- INSTRUCTIONS TO FOLLOW -
Filter the entries beneath this task, copying only the lines that hold the word "icon".

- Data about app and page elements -
▬▬▬▬▬▬

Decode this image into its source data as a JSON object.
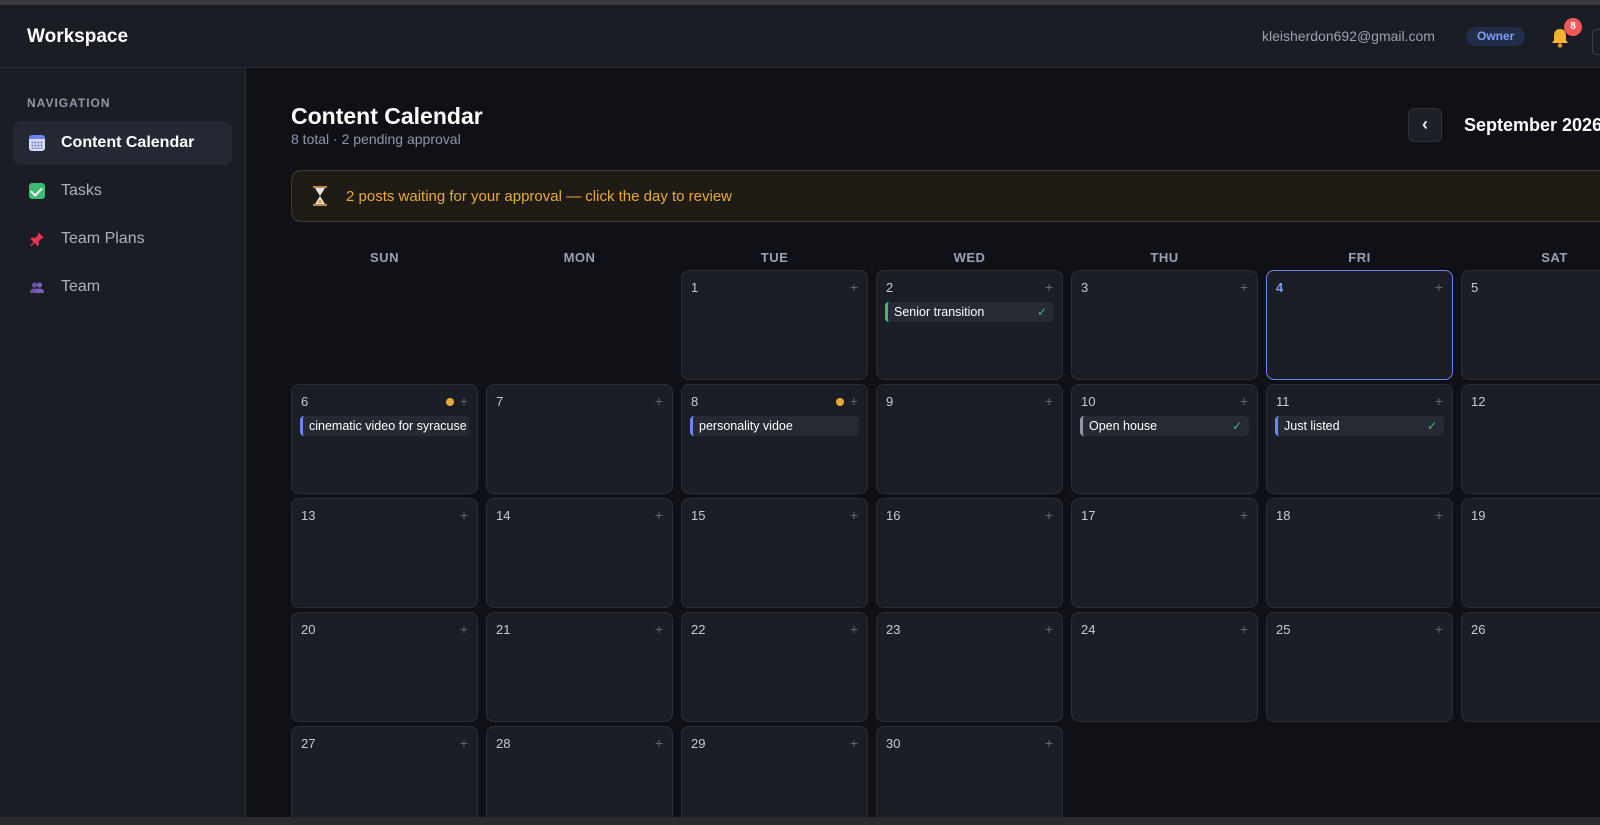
{
  "header": {
    "brand": "Workspace",
    "email": "kleisherdon692@gmail.com",
    "role": "Owner",
    "notification_count": "8",
    "bell_icon": "bell-icon"
  },
  "sidebar": {
    "heading": "NAVIGATION",
    "items": [
      {
        "label": "Content Calendar",
        "icon": "calendar-icon",
        "active": true
      },
      {
        "label": "Tasks",
        "icon": "checkbox-icon",
        "active": false
      },
      {
        "label": "Team Plans",
        "icon": "pushpin-icon",
        "active": false
      },
      {
        "label": "Team",
        "icon": "people-icon",
        "active": false
      }
    ]
  },
  "main": {
    "title": "Content Calendar",
    "subtitle": "8 total · 2 pending approval",
    "prev_label": "‹",
    "month": "September 2026",
    "banner": {
      "icon": "hourglass-icon",
      "text": "2 posts waiting for your approval — click the day to review"
    },
    "weekdays": [
      "SUN",
      "MON",
      "TUE",
      "WED",
      "THU",
      "FRI",
      "SAT"
    ],
    "add_label": "+",
    "approved_mark": "✓",
    "today": "4",
    "days": [
      {
        "num": "1"
      },
      {
        "num": "2"
      },
      {
        "num": "3"
      },
      {
        "num": "4"
      },
      {
        "num": "5"
      },
      {
        "num": "6"
      },
      {
        "num": "7"
      },
      {
        "num": "8"
      },
      {
        "num": "9"
      },
      {
        "num": "10"
      },
      {
        "num": "11"
      },
      {
        "num": "12"
      },
      {
        "num": "13"
      },
      {
        "num": "14"
      },
      {
        "num": "15"
      },
      {
        "num": "16"
      },
      {
        "num": "17"
      },
      {
        "num": "18"
      },
      {
        "num": "19"
      },
      {
        "num": "20"
      },
      {
        "num": "21"
      },
      {
        "num": "22"
      },
      {
        "num": "23"
      },
      {
        "num": "24"
      },
      {
        "num": "25"
      },
      {
        "num": "26"
      },
      {
        "num": "27"
      },
      {
        "num": "28"
      },
      {
        "num": "29"
      },
      {
        "num": "30"
      }
    ],
    "posts": {
      "d2": {
        "title": "Senior transition",
        "status": "approved"
      },
      "d6": {
        "title": "cinematic video for syracuse",
        "status": "pending"
      },
      "d8": {
        "title": "personality vidoe",
        "status": "pending"
      },
      "d10": {
        "title": "Open house",
        "status": "approved"
      },
      "d11": {
        "title": "Just listed",
        "status": "approved"
      }
    }
  },
  "colors": {
    "accent": "#6a86f5",
    "pending": "#e8a93a",
    "approved": "#3dbb6e",
    "badge": "#f0585a"
  }
}
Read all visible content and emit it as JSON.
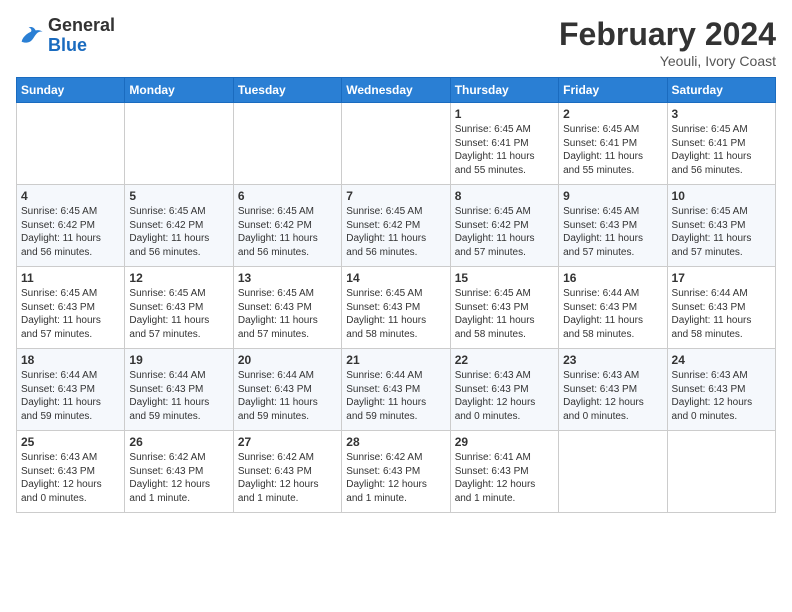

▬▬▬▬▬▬

- RESULT BELOW -
    "bell_icon": "bell-icon"
        "icon": "calendar-icon",
        "icon": "checkbox-icon",
        "icon": "pushpin-icon",
        "icon": "people-icon",
      "icon": "hourglass-icon",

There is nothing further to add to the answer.